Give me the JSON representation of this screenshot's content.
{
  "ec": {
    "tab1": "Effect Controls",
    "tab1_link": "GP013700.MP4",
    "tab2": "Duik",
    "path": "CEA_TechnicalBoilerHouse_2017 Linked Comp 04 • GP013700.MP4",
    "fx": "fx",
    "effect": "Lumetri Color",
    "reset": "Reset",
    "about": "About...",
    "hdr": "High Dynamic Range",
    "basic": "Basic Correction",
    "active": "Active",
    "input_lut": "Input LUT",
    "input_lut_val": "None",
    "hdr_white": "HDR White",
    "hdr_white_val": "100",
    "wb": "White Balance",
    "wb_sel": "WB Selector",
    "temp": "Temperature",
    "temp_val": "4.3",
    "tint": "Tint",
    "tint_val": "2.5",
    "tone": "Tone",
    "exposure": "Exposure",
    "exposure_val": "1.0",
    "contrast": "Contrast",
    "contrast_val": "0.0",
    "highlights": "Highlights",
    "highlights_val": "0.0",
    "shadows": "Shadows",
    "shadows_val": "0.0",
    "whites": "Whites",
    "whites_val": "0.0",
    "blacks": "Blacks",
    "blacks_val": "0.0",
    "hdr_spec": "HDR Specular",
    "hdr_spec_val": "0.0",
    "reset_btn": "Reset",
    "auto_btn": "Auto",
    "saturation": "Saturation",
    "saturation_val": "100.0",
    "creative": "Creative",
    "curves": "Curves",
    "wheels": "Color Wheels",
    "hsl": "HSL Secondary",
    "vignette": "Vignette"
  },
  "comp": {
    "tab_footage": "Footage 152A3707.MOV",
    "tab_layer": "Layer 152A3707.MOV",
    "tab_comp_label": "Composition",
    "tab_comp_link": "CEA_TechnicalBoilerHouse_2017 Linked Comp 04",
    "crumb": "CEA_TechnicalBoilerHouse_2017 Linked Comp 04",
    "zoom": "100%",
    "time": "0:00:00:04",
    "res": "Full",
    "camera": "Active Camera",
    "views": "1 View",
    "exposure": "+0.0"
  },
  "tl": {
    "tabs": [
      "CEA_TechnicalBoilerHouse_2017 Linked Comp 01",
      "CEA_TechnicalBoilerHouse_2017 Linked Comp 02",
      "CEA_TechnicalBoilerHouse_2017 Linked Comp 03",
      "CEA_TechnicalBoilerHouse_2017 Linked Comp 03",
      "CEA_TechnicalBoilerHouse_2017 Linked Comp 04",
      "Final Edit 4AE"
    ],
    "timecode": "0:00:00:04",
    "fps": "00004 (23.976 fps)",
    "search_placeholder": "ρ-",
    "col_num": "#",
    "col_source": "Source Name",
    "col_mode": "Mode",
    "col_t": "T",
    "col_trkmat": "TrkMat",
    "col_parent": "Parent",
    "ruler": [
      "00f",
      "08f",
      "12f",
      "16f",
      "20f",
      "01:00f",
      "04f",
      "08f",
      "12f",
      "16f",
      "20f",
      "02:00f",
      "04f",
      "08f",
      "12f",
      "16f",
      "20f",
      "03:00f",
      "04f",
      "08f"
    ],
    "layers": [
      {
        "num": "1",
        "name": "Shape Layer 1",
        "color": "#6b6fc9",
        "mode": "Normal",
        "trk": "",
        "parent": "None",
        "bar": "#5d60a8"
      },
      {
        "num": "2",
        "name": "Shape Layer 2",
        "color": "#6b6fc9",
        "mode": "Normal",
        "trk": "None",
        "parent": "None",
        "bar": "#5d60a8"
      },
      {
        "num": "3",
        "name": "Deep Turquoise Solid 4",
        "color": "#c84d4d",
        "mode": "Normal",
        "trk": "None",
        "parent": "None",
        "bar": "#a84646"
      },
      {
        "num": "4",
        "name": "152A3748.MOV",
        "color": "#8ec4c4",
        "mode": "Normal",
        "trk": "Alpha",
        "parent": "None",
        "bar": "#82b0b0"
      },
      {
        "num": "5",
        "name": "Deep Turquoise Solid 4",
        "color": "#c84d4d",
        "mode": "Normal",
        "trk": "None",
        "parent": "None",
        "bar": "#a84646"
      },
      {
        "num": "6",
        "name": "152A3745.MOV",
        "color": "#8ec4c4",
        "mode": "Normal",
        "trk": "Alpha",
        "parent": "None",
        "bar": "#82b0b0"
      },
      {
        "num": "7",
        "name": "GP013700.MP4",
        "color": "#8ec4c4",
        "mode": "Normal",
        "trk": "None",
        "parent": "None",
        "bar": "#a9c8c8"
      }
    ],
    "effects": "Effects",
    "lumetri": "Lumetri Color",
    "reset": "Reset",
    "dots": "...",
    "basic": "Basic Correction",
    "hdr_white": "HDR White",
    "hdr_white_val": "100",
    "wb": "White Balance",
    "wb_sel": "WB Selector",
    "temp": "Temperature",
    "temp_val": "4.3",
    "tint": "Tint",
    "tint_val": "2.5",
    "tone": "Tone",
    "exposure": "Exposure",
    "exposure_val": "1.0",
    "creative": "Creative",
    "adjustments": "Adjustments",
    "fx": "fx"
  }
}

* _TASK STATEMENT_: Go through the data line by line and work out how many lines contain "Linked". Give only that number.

* _RESULT_: 8